Gather every line of the entries that includes the word "Help".
*** Opening Data excerpts ***
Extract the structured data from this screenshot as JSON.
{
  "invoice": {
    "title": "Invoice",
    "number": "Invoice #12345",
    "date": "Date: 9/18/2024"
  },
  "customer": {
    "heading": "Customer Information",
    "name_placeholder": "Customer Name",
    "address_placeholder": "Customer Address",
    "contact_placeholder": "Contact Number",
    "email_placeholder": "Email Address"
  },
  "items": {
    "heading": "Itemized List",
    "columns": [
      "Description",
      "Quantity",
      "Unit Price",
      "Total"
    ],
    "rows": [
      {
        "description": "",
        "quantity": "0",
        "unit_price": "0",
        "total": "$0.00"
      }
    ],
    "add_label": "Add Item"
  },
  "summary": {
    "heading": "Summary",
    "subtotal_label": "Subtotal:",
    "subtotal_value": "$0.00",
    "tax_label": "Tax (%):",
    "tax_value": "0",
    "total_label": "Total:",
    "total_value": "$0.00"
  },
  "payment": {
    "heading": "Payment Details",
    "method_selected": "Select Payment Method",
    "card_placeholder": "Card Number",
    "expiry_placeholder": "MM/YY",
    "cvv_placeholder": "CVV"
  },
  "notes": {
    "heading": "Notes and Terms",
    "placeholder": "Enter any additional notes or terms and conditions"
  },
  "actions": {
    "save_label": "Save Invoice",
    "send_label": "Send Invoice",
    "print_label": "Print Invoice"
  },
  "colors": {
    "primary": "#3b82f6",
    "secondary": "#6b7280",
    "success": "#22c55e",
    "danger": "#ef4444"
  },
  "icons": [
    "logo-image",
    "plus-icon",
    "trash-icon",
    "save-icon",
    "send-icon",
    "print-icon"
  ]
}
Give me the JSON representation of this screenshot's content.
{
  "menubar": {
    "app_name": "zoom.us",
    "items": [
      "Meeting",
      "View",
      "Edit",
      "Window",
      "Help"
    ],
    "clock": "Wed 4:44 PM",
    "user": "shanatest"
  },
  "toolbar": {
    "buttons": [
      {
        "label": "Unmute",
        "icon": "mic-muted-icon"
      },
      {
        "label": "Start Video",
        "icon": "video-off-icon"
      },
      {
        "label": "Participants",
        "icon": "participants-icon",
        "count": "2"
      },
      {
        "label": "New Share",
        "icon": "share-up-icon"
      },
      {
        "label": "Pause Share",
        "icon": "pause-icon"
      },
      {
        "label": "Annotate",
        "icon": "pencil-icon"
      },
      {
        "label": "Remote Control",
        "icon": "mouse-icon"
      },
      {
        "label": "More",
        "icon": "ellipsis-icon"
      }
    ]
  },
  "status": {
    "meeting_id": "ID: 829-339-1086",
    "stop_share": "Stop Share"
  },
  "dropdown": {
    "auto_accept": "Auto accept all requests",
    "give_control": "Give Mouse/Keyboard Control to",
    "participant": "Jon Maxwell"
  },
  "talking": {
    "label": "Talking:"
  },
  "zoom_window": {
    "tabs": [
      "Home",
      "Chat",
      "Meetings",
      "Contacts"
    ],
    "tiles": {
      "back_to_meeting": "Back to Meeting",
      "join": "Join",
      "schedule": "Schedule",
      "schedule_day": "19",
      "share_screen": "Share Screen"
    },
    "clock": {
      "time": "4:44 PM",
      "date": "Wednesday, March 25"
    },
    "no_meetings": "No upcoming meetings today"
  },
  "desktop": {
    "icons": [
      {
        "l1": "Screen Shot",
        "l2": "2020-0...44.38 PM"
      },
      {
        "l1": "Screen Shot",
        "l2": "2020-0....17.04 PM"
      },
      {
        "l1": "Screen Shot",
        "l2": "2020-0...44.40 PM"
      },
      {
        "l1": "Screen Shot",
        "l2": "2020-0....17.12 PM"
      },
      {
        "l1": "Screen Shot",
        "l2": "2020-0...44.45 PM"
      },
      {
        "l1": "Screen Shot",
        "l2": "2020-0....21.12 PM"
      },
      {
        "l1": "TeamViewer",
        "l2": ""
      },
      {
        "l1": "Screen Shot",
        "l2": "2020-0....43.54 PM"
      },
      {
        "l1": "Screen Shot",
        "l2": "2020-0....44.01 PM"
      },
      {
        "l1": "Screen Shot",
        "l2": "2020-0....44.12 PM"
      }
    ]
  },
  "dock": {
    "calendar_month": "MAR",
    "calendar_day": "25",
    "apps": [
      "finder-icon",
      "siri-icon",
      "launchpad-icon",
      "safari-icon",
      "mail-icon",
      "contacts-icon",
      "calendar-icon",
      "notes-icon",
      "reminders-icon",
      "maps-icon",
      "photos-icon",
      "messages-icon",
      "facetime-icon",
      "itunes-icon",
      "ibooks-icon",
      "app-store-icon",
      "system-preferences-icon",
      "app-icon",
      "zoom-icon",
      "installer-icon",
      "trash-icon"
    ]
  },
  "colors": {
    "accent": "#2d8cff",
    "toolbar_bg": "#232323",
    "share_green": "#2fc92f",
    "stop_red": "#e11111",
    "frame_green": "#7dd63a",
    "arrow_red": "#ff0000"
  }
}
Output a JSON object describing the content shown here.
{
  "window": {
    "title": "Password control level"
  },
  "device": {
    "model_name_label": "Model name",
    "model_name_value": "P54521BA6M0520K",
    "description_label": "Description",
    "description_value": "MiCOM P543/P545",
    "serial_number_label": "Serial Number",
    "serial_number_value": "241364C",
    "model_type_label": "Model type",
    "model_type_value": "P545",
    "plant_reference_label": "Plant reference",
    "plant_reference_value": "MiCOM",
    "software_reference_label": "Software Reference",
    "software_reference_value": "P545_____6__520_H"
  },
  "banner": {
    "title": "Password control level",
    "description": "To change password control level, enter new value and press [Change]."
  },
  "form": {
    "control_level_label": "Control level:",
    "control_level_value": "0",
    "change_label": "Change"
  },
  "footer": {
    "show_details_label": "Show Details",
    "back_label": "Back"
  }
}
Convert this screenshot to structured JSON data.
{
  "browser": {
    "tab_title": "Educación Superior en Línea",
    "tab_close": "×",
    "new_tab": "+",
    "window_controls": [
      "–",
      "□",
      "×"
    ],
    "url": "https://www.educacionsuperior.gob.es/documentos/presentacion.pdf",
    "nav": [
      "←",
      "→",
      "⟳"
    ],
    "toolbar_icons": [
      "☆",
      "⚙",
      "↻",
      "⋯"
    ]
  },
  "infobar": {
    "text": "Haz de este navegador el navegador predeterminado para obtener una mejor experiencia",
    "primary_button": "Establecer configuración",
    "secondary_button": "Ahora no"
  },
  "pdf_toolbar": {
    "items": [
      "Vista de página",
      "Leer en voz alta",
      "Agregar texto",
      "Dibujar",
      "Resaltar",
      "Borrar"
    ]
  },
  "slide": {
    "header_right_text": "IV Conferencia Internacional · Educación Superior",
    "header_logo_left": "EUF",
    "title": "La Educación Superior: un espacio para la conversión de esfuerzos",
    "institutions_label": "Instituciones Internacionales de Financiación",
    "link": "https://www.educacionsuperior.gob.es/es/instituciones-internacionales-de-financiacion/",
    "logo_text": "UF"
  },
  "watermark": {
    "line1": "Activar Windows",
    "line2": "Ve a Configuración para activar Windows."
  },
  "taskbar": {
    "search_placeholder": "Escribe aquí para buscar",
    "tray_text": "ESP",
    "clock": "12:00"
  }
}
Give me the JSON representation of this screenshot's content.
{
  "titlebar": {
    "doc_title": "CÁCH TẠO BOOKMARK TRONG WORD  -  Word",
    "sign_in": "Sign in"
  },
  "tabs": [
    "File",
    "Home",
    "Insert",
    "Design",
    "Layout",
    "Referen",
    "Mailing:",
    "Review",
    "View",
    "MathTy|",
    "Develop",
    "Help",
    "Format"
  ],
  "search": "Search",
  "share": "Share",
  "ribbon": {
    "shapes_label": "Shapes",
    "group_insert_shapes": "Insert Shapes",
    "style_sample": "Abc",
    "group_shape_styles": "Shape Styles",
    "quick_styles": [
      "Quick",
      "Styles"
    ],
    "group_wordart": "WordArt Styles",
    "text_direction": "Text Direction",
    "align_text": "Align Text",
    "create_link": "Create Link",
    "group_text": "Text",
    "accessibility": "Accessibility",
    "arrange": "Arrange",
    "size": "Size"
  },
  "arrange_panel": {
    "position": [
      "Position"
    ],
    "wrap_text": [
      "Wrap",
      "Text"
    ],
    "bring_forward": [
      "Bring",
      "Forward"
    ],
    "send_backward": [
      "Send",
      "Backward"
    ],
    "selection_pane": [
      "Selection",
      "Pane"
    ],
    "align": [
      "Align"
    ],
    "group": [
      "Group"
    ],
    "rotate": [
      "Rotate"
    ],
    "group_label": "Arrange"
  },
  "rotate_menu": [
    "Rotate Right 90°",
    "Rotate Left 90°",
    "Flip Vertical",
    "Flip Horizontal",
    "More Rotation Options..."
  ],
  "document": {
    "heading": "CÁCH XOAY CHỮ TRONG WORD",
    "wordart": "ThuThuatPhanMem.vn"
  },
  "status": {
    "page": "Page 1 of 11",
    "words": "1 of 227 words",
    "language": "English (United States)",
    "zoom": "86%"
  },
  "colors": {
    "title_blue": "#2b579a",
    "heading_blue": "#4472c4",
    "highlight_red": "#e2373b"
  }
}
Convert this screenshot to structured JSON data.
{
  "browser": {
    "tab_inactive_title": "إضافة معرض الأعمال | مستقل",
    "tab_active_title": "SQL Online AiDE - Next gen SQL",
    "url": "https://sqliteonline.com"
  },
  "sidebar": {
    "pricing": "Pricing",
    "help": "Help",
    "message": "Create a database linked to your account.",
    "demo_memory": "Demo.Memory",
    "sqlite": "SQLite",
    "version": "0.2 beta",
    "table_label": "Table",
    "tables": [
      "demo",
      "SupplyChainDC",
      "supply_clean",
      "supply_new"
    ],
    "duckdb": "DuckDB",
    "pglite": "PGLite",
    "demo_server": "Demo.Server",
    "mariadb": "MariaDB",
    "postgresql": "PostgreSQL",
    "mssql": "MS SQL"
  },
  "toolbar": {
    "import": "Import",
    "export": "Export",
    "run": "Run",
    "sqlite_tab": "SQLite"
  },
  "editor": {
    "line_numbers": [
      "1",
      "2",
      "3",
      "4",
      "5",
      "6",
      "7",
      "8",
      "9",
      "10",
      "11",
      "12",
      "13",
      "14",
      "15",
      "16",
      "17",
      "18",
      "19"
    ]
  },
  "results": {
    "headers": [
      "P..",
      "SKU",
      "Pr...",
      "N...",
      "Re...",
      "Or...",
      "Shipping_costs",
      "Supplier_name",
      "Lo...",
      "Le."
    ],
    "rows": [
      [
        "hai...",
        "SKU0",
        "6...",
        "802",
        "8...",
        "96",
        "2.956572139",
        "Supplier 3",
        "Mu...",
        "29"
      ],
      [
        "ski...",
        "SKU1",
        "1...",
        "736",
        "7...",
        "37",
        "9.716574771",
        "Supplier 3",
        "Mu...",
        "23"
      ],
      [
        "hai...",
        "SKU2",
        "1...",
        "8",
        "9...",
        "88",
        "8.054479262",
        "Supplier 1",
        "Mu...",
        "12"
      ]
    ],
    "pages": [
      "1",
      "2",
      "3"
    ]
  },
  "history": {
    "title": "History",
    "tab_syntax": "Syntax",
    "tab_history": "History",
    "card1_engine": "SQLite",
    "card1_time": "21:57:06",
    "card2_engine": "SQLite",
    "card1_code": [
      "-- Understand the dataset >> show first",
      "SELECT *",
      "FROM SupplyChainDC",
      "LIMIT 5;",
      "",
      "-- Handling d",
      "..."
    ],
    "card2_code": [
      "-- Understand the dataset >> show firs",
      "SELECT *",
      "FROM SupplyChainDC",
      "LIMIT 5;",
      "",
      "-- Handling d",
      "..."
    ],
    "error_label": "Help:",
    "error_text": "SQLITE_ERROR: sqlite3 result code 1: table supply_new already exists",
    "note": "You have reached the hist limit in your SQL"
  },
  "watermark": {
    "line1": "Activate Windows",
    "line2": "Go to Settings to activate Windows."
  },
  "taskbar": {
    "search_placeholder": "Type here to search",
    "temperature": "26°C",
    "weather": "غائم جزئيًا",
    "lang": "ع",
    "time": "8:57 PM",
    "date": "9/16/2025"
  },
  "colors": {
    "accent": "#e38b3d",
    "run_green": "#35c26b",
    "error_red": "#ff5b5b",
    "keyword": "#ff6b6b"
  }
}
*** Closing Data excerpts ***
### Response to the task
      "Help"
    "Help",
    "help": "Help",
    "error_label": "Help:",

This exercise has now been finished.